Directions: Search the material for the string "icon", then return every line where it is found.

Data in this exercise:
^^^^^^^^^^^^^^^^

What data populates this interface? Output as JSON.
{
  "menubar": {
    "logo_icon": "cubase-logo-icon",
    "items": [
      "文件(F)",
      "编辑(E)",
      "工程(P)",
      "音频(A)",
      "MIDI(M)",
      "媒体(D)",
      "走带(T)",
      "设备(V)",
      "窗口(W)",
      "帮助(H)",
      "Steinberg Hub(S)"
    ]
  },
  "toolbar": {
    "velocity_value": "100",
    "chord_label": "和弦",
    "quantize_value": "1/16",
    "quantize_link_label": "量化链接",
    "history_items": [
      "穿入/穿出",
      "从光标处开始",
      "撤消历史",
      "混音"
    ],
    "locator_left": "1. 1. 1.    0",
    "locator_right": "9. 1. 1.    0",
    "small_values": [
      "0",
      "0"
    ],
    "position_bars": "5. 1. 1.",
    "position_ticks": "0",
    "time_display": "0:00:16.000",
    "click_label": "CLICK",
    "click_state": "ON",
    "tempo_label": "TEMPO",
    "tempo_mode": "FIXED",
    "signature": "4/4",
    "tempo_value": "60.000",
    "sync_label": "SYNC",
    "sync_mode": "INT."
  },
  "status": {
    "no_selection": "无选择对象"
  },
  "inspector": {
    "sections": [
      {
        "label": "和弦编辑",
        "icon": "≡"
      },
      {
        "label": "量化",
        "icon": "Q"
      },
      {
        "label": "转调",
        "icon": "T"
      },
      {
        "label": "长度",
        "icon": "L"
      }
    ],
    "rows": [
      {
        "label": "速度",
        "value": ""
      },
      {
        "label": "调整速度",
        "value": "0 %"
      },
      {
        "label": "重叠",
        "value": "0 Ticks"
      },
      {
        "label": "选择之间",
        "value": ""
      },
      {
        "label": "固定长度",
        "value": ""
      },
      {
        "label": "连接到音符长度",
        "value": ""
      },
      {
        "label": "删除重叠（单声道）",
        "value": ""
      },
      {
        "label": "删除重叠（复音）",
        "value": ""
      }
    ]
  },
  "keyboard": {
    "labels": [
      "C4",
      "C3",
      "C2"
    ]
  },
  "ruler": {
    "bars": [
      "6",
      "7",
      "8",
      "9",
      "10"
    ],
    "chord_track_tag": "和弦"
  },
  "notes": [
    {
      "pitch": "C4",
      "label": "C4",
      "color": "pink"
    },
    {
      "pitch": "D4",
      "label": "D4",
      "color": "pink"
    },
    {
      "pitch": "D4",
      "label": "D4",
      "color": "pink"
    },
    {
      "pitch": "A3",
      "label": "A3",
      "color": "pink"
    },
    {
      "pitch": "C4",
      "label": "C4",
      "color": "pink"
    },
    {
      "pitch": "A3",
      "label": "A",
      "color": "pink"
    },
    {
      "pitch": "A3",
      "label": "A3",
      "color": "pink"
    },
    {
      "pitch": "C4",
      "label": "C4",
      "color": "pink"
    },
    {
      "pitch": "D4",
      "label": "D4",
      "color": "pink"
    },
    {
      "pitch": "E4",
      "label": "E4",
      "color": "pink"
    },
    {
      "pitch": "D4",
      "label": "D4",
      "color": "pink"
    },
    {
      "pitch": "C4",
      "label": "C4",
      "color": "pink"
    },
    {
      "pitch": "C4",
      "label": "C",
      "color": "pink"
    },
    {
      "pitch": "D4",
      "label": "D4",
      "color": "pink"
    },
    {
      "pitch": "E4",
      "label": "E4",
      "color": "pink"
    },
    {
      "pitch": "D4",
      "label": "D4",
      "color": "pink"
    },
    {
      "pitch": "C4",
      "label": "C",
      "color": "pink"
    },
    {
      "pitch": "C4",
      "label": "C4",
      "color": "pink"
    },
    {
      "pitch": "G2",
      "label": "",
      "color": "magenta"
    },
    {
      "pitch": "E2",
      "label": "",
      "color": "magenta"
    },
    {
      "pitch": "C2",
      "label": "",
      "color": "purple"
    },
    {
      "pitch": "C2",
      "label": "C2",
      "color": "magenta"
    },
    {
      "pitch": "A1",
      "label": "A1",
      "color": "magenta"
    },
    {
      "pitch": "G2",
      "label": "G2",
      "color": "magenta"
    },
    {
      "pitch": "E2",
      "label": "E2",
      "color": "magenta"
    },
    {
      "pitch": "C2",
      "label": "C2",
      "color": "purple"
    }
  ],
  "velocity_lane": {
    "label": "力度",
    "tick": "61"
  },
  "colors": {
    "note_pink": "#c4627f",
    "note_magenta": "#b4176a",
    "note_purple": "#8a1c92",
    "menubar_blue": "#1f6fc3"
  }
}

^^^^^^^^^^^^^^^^

Your response:
    "logo_icon": "cubase-logo-icon",
        "icon": "≡"
        "icon": "Q"
        "icon": "T"
        "icon": "L"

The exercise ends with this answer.